= Exercise description =
Pictures are to be left out, and the rest of the records reproduced exactly.

= Source data =
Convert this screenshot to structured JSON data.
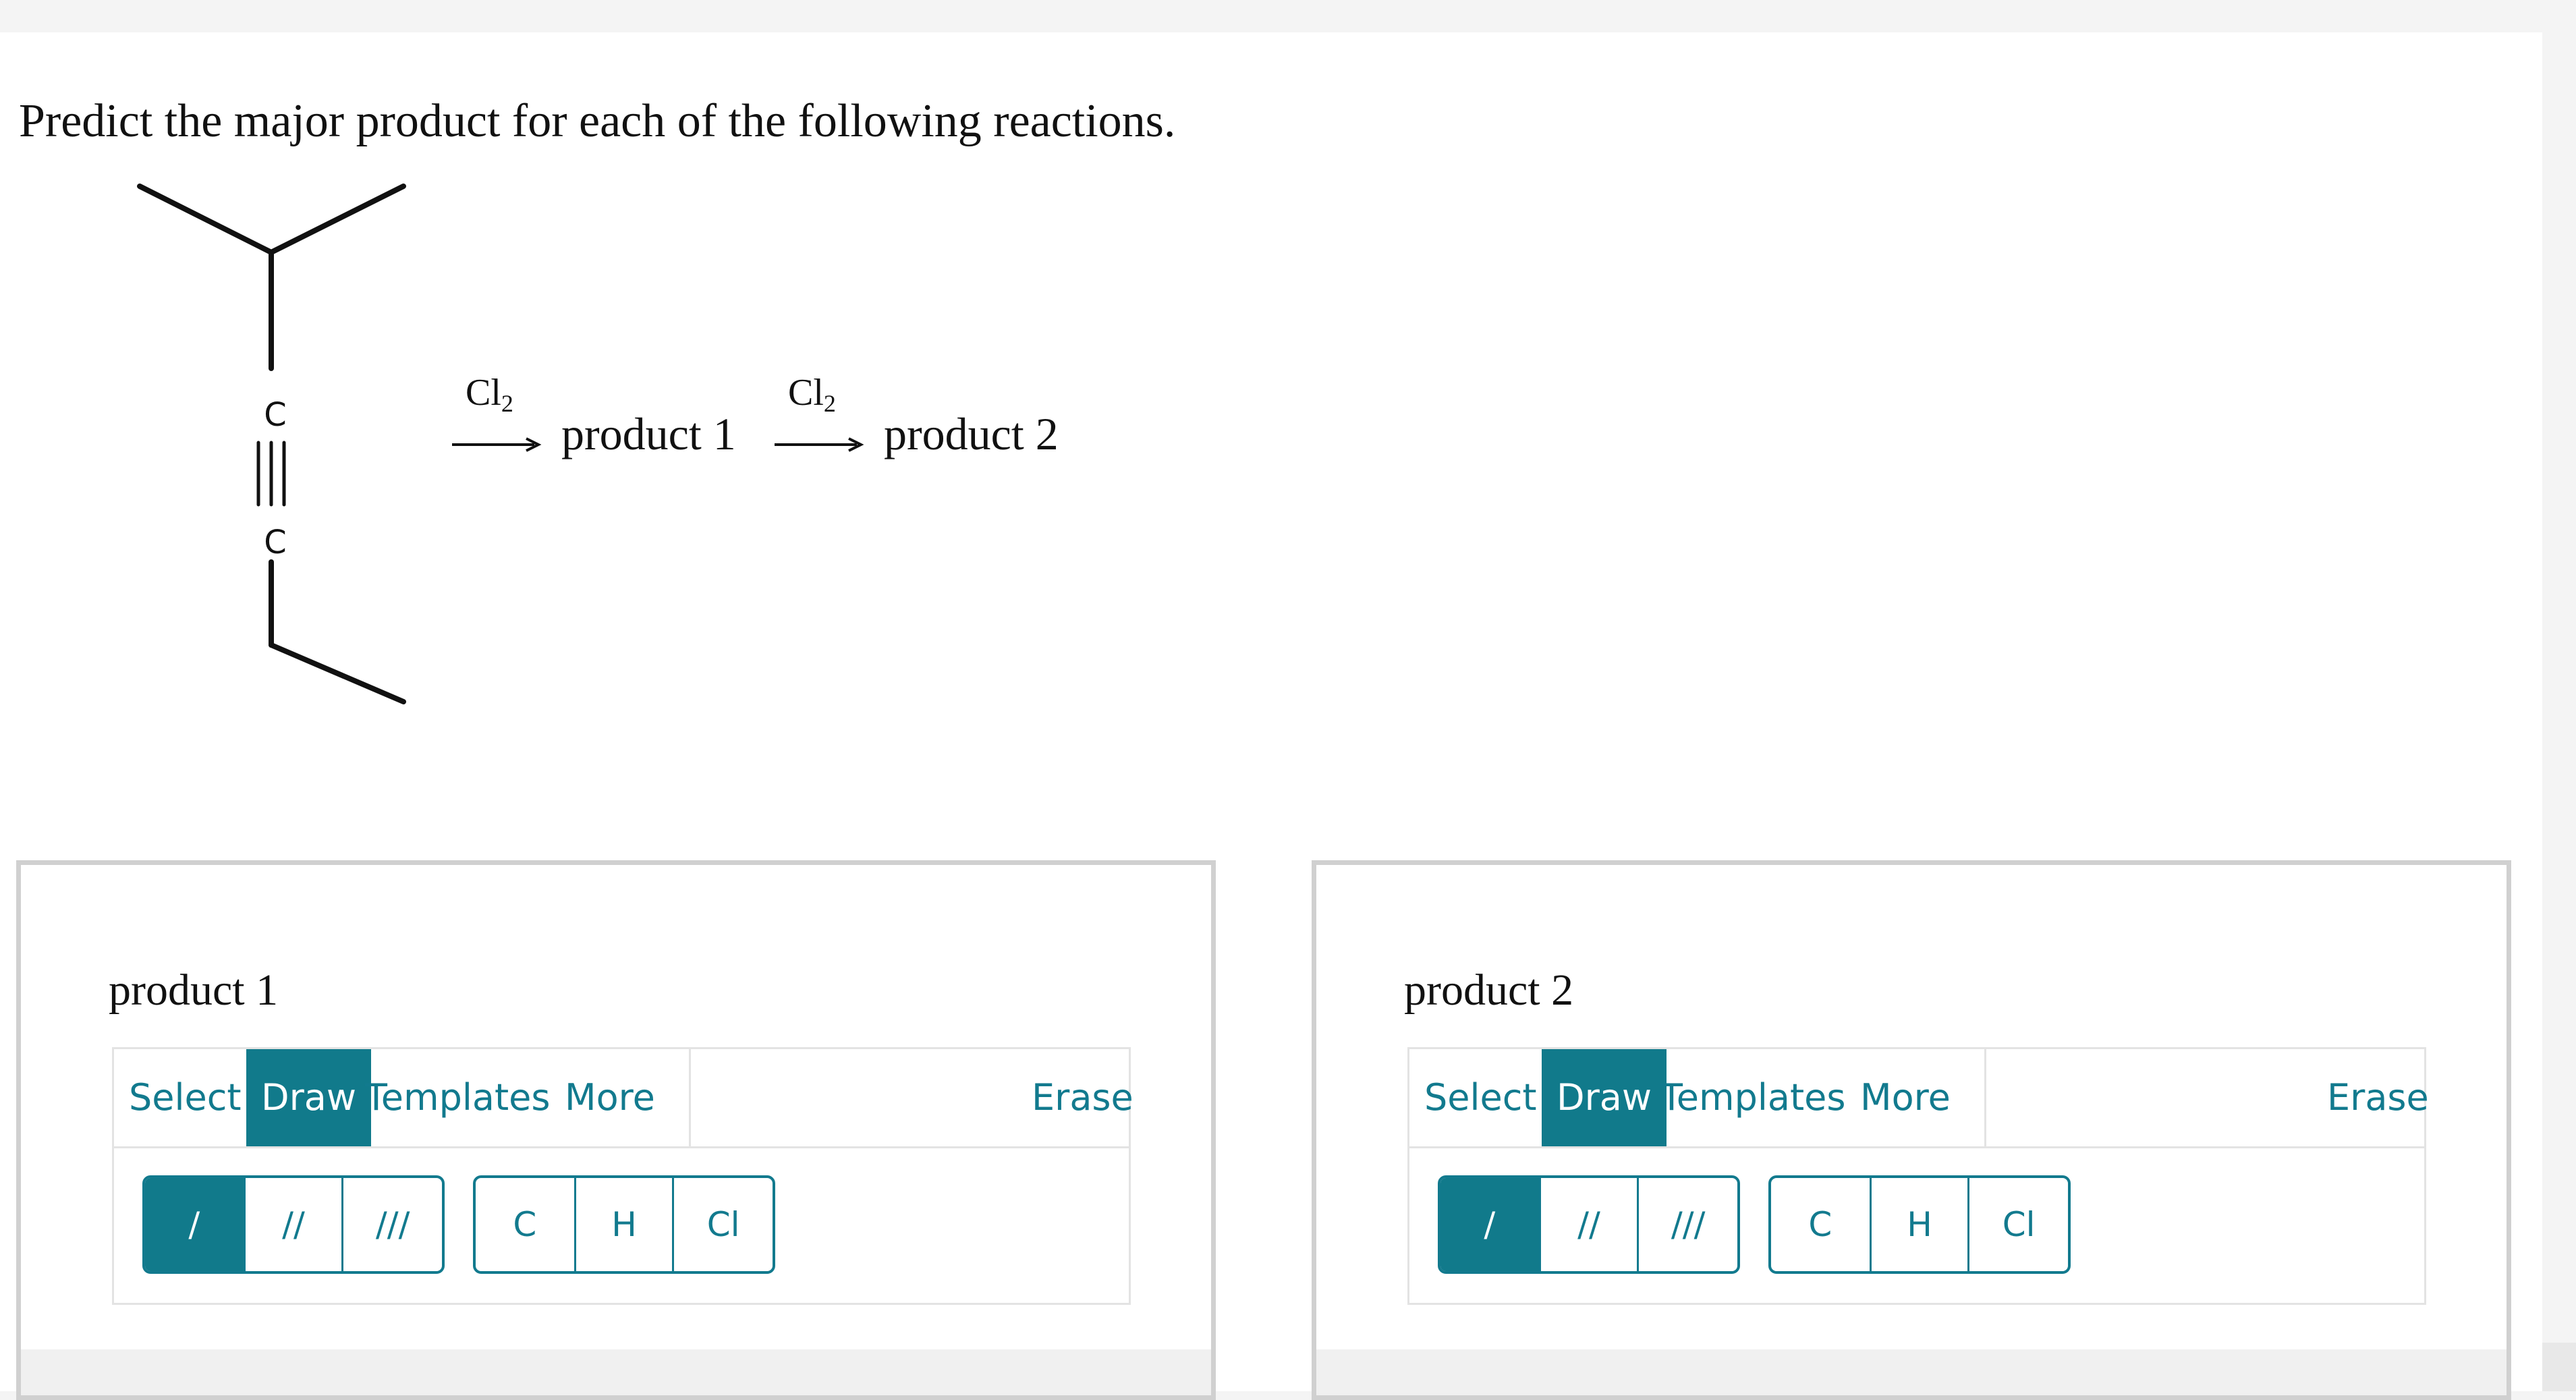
{
  "question": "Predict the major product for each of the following reactions.",
  "reaction": {
    "atom_c_top": "C",
    "atom_c_bottom": "C",
    "reagent_1": "Cl",
    "reagent_1_sub": "2",
    "intermediate": "product 1",
    "reagent_2": "Cl",
    "reagent_2_sub": "2",
    "final": "product 2"
  },
  "panels": [
    {
      "title": "product 1",
      "toolbar": {
        "select": "Select",
        "draw": "Draw",
        "templates": "Templates",
        "more": "More",
        "erase": "Erase"
      },
      "bonds": [
        "/",
        "//",
        "///"
      ],
      "atoms": [
        "C",
        "H",
        "Cl"
      ]
    },
    {
      "title": "product 2",
      "toolbar": {
        "select": "Select",
        "draw": "Draw",
        "templates": "Templates",
        "more": "More",
        "erase": "Erase"
      },
      "bonds": [
        "/",
        "//",
        "///"
      ],
      "atoms": [
        "C",
        "H",
        "Cl"
      ]
    }
  ],
  "colors": {
    "accent": "#117a8b",
    "border": "#d0d0d0"
  }
}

= Solution to the exercise =
Convert this screenshot to structured JSON data.
{
  "question": "Predict the major product for each of the following reactions.",
  "reaction": {
    "atom_c_top": "C",
    "atom_c_bottom": "C",
    "reagent_1": "Cl",
    "reagent_1_sub": "2",
    "intermediate": "product 1",
    "reagent_2": "Cl",
    "reagent_2_sub": "2",
    "final": "product 2"
  },
  "panels": [
    {
      "title": "product 1",
      "toolbar": {
        "select": "Select",
        "draw": "Draw",
        "templates": "Templates",
        "more": "More",
        "erase": "Erase"
      },
      "bonds": [
        "/",
        "//",
        "///"
      ],
      "atoms": [
        "C",
        "H",
        "Cl"
      ]
    },
    {
      "title": "product 2",
      "toolbar": {
        "select": "Select",
        "draw": "Draw",
        "templates": "Templates",
        "more": "More",
        "erase": "Erase"
      },
      "bonds": [
        "/",
        "//",
        "///"
      ],
      "atoms": [
        "C",
        "H",
        "Cl"
      ]
    }
  ],
  "colors": {
    "accent": "#117a8b",
    "border": "#d0d0d0"
  }
}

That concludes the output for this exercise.